Effects of association and semantic relatedness under super- and subliminal conditions in the lexical decision task
Damian, Markus Friedrich
Master of Arts

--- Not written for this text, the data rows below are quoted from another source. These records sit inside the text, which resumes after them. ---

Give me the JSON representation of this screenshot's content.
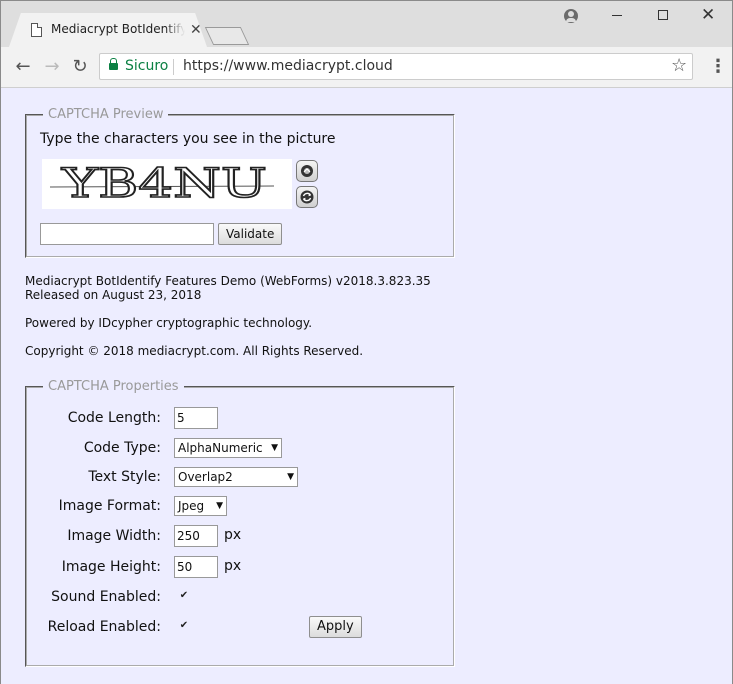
{
  "browser": {
    "tab_title": "Mediacrypt BotIdentify Features Demo",
    "tab_close": "✕",
    "secure_label": "Sicuro",
    "url": "https://www.mediacrypt.cloud",
    "icons": {
      "back": "←",
      "forward": "→",
      "reload": "↻",
      "star": "☆",
      "menu": "⋮",
      "close": "✕"
    }
  },
  "captcha_preview": {
    "legend": "CAPTCHA Preview",
    "instruction": "Type the characters you see in the picture",
    "code": "YB4NU",
    "input_value": "",
    "validate_label": "Validate"
  },
  "info": {
    "version_line": "Mediacrypt BotIdentify Features Demo (WebForms) v2018.3.823.35",
    "released_line": "Released on August 23, 2018",
    "powered_line": "Powered by IDcypher cryptographic technology.",
    "copyright_line": "Copyright © 2018 mediacrypt.com. All Rights Reserved."
  },
  "captcha_properties": {
    "legend": "CAPTCHA Properties",
    "code_length": {
      "label": "Code Length:",
      "value": "5"
    },
    "code_type": {
      "label": "Code Type:",
      "value": "AlphaNumeric"
    },
    "text_style": {
      "label": "Text Style:",
      "value": "Overlap2"
    },
    "image_format": {
      "label": "Image Format:",
      "value": "Jpeg"
    },
    "image_width": {
      "label": "Image Width:",
      "value": "250",
      "unit": "px"
    },
    "image_height": {
      "label": "Image Height:",
      "value": "50",
      "unit": "px"
    },
    "sound_enabled": {
      "label": "Sound Enabled:",
      "checked": true
    },
    "reload_enabled": {
      "label": "Reload Enabled:",
      "checked": true
    },
    "apply_label": "Apply"
  },
  "colors": {
    "page_background": "#ededff",
    "secure_green": "#0b8043",
    "legend_gray": "#999999"
  }
}
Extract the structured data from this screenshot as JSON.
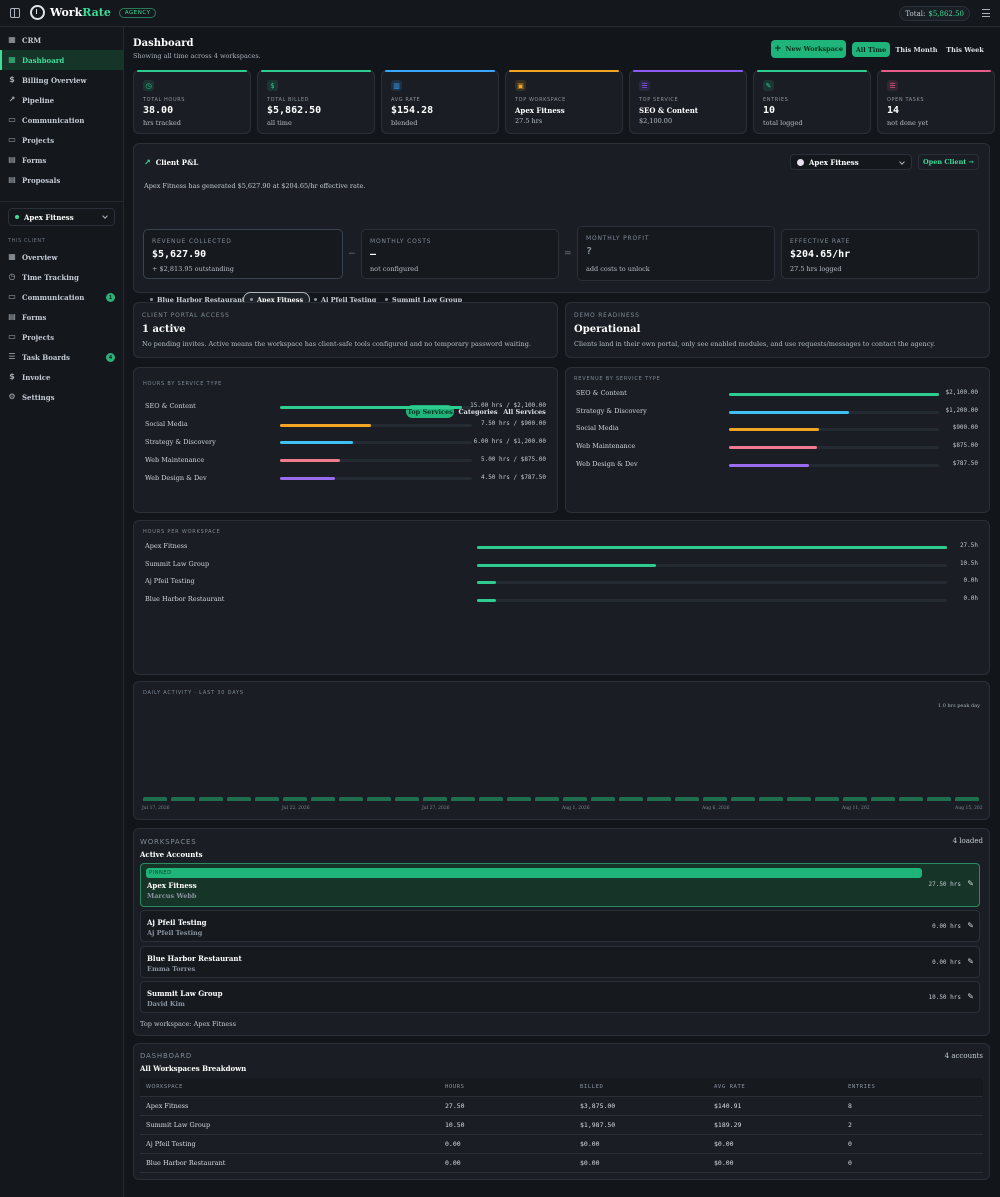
{
  "topbar": {
    "logo_work": "Work",
    "logo_rate": "Rate",
    "badge": "AGENCY",
    "total_label": "Total:",
    "total_value": "$5,862.50"
  },
  "sidebar": {
    "nav": [
      {
        "label": "CRM",
        "icon": "crm-icon"
      },
      {
        "label": "Dashboard",
        "icon": "dashboard-icon",
        "active": true
      },
      {
        "label": "Billing Overview",
        "icon": "dollar-icon"
      },
      {
        "label": "Pipeline",
        "icon": "trend-icon"
      },
      {
        "label": "Communication",
        "icon": "chat-icon"
      },
      {
        "label": "Projects",
        "icon": "folder-icon"
      },
      {
        "label": "Forms",
        "icon": "form-icon"
      },
      {
        "label": "Proposals",
        "icon": "proposal-icon"
      }
    ],
    "client_select": "Apex Fitness",
    "section_label": "THIS CLIENT",
    "client_nav": [
      {
        "label": "Overview"
      },
      {
        "label": "Time Tracking"
      },
      {
        "label": "Communication",
        "badge": "1"
      },
      {
        "label": "Forms"
      },
      {
        "label": "Projects"
      },
      {
        "label": "Task Boards",
        "badge": "4"
      },
      {
        "label": "Invoice"
      },
      {
        "label": "Settings"
      }
    ]
  },
  "header": {
    "title": "Dashboard",
    "subtitle": "Showing all time across 4 workspaces.",
    "new_workspace": "New Workspace",
    "ranges": [
      "All Time",
      "This Month",
      "This Week"
    ]
  },
  "stats": [
    {
      "label": "TOTAL HOURS",
      "value": "38.00",
      "sub": "hrs tracked",
      "color": "#2ecc8f",
      "icon": "clock-icon"
    },
    {
      "label": "TOTAL BILLED",
      "value": "$5,862.50",
      "sub": "all time",
      "color": "#2ecc8f",
      "icon": "dollar-icon"
    },
    {
      "label": "AVG RATE",
      "value": "$154.28",
      "sub": "blended",
      "color": "#3aa6ff",
      "icon": "chart-icon"
    },
    {
      "label": "TOP WORKSPACE",
      "value": "Apex Fitness",
      "sub": "27.5 hrs",
      "color": "#f0a623",
      "icon": "briefcase-icon"
    },
    {
      "label": "TOP SERVICE",
      "value": "SEO & Content",
      "sub": "$2,100.00",
      "color": "#8b5cf6",
      "icon": "list-icon"
    },
    {
      "label": "ENTRIES",
      "value": "10",
      "sub": "total logged",
      "color": "#2ecc8f",
      "icon": "pencil-icon"
    },
    {
      "label": "OPEN TASKS",
      "value": "14",
      "sub": "not done yet",
      "color": "#e85c8a",
      "icon": "tasks-icon"
    }
  ],
  "pnl": {
    "title": "Client P&L",
    "client": "Apex Fitness",
    "open_client": "Open Client →",
    "summary": "Apex Fitness has generated $5,627.90 at $204.65/hr effective rate.",
    "revenue_label": "REVENUE COLLECTED",
    "revenue_value": "$5,627.90",
    "revenue_sub": "+ $2,813.95 outstanding",
    "costs_label": "MONTHLY COSTS",
    "costs_value": "—",
    "costs_sub": "not configured",
    "profit_label": "MONTHLY PROFIT",
    "profit_value": "?",
    "profit_sub": "add costs to unlock",
    "rate_label": "EFFECTIVE RATE",
    "rate_value": "$204.65/hr",
    "rate_sub": "27.5 hrs logged",
    "minus": "−",
    "equals": "=",
    "chips": [
      "Blue Harbor Restaurant",
      "Apex Fitness",
      "Aj Pfeil Testing",
      "Summit Law Group"
    ]
  },
  "portal": {
    "kicker": "CLIENT PORTAL ACCESS",
    "title": "1 active",
    "text": "No pending invites. Active means the workspace has client-safe tools configured and no temporary password waiting."
  },
  "demo": {
    "kicker": "DEMO READINESS",
    "title": "Operational",
    "text": "Clients land in their own portal, only see enabled modules, and use requests/messages to contact the agency."
  },
  "hours_by_service": {
    "kicker": "HOURS BY SERVICE TYPE",
    "toggles": [
      "Top Services",
      "Categories",
      "All Services"
    ],
    "rows": [
      {
        "label": "SEO & Content",
        "value": "15.00 hrs / $2,100.00",
        "frac": 1.0,
        "color": "#2ecc8f"
      },
      {
        "label": "Social Media",
        "value": "7.50 hrs / $900.00",
        "frac": 0.5,
        "color": "#f0a623"
      },
      {
        "label": "Strategy & Discovery",
        "value": "6.00 hrs / $1,200.00",
        "frac": 0.4,
        "color": "#3ec0f0"
      },
      {
        "label": "Web Maintenance",
        "value": "5.00 hrs / $875.00",
        "frac": 0.33,
        "color": "#f07b8c"
      },
      {
        "label": "Web Design & Dev",
        "value": "4.50 hrs / $787.50",
        "frac": 0.3,
        "color": "#9b6cf0"
      }
    ]
  },
  "revenue_by_service": {
    "kicker": "REVENUE BY SERVICE TYPE",
    "rows": [
      {
        "label": "SEO & Content",
        "value": "$2,100.00",
        "frac": 1.0,
        "color": "#2ecc8f"
      },
      {
        "label": "Strategy & Discovery",
        "value": "$1,200.00",
        "frac": 0.57,
        "color": "#3ec0f0"
      },
      {
        "label": "Social Media",
        "value": "$900.00",
        "frac": 0.43,
        "color": "#f0a623"
      },
      {
        "label": "Web Maintenance",
        "value": "$875.00",
        "frac": 0.42,
        "color": "#f07b8c"
      },
      {
        "label": "Web Design & Dev",
        "value": "$787.50",
        "frac": 0.38,
        "color": "#9b6cf0"
      }
    ]
  },
  "hours_per_workspace": {
    "kicker": "HOURS PER WORKSPACE",
    "rows": [
      {
        "label": "Apex Fitness",
        "value": "27.5h",
        "frac": 1.0
      },
      {
        "label": "Summit Law Group",
        "value": "10.5h",
        "frac": 0.38
      },
      {
        "label": "Aj Pfeil Testing",
        "value": "0.0h",
        "frac": 0.04
      },
      {
        "label": "Blue Harbor Restaurant",
        "value": "0.0h",
        "frac": 0.04
      }
    ]
  },
  "daily_activity": {
    "kicker": "DAILY ACTIVITY · LAST 30 DAYS",
    "peak": "1.0 hrs peak day",
    "dates": [
      "Jul 17, 2026",
      "Jul 22, 2026",
      "Jul 27, 2026",
      "Aug 1, 2026",
      "Aug 6, 2026",
      "Aug 11, 202",
      "Aug 15, 202"
    ]
  },
  "workspaces": {
    "kicker": "WORKSPACES",
    "title": "Active Accounts",
    "count": "4 loaded",
    "pinned_label": "PINNED",
    "rows": [
      {
        "name": "Apex Fitness",
        "owner": "Marcus Webb",
        "hours": "27.50 hrs",
        "pinned": true
      },
      {
        "name": "Aj Pfeil Testing",
        "owner": "Aj Pfeil Testing",
        "hours": "0.00 hrs"
      },
      {
        "name": "Blue Harbor Restaurant",
        "owner": "Emma Torres",
        "hours": "0.00 hrs"
      },
      {
        "name": "Summit Law Group",
        "owner": "David Kim",
        "hours": "10.50 hrs"
      }
    ],
    "footer": "Top workspace: Apex Fitness"
  },
  "breakdown": {
    "kicker": "DASHBOARD",
    "title": "All Workspaces Breakdown",
    "count": "4 accounts",
    "headers": [
      "WORKSPACE",
      "HOURS",
      "BILLED",
      "AVG RATE",
      "ENTRIES"
    ],
    "rows": [
      [
        "Apex Fitness",
        "27.50",
        "$3,875.00",
        "$140.91",
        "8"
      ],
      [
        "Summit Law Group",
        "10.50",
        "$1,987.50",
        "$189.29",
        "2"
      ],
      [
        "Aj Pfeil Testing",
        "0.00",
        "$0.00",
        "$0.00",
        "0"
      ],
      [
        "Blue Harbor Restaurant",
        "0.00",
        "$0.00",
        "$0.00",
        "0"
      ]
    ]
  }
}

Two experiments investigated Shelton and Martin's (1992) claim that automatic priming effects in the lexical decision task appear for associatively related items only, but not for semantically related, unassociated items. Experiment 1 attempted to induce or suppress subject strategies by emphasizing either accuracy or speed. While inducing a main effect in overall response times, no interpretable facilitation effects were obtained. Experiment 1b clarified these findings by using the same stimuli, but without the procedural manipulation. Here, Shelton and Martin's findings were basically replicated, suggesting that the procedure employed in Experiment 1 prevented facilitation effects from arising. Experiment 2 used a masked paradigm that presumably prevents strategic influences. Primes were presented for 20, 30, 40, or 50 msec. Facilitation was obtained for a prime duration of 40 and 50 msec for both associatively related and semantically related, unassociated items, indicating an early rise of semantic information during single word processing. These experiments suggest that semantic activation develops quite rapidly at the initial stage of word recognition, but quickly fades away and shows no influence on lexical decision tasks with longer SOA's.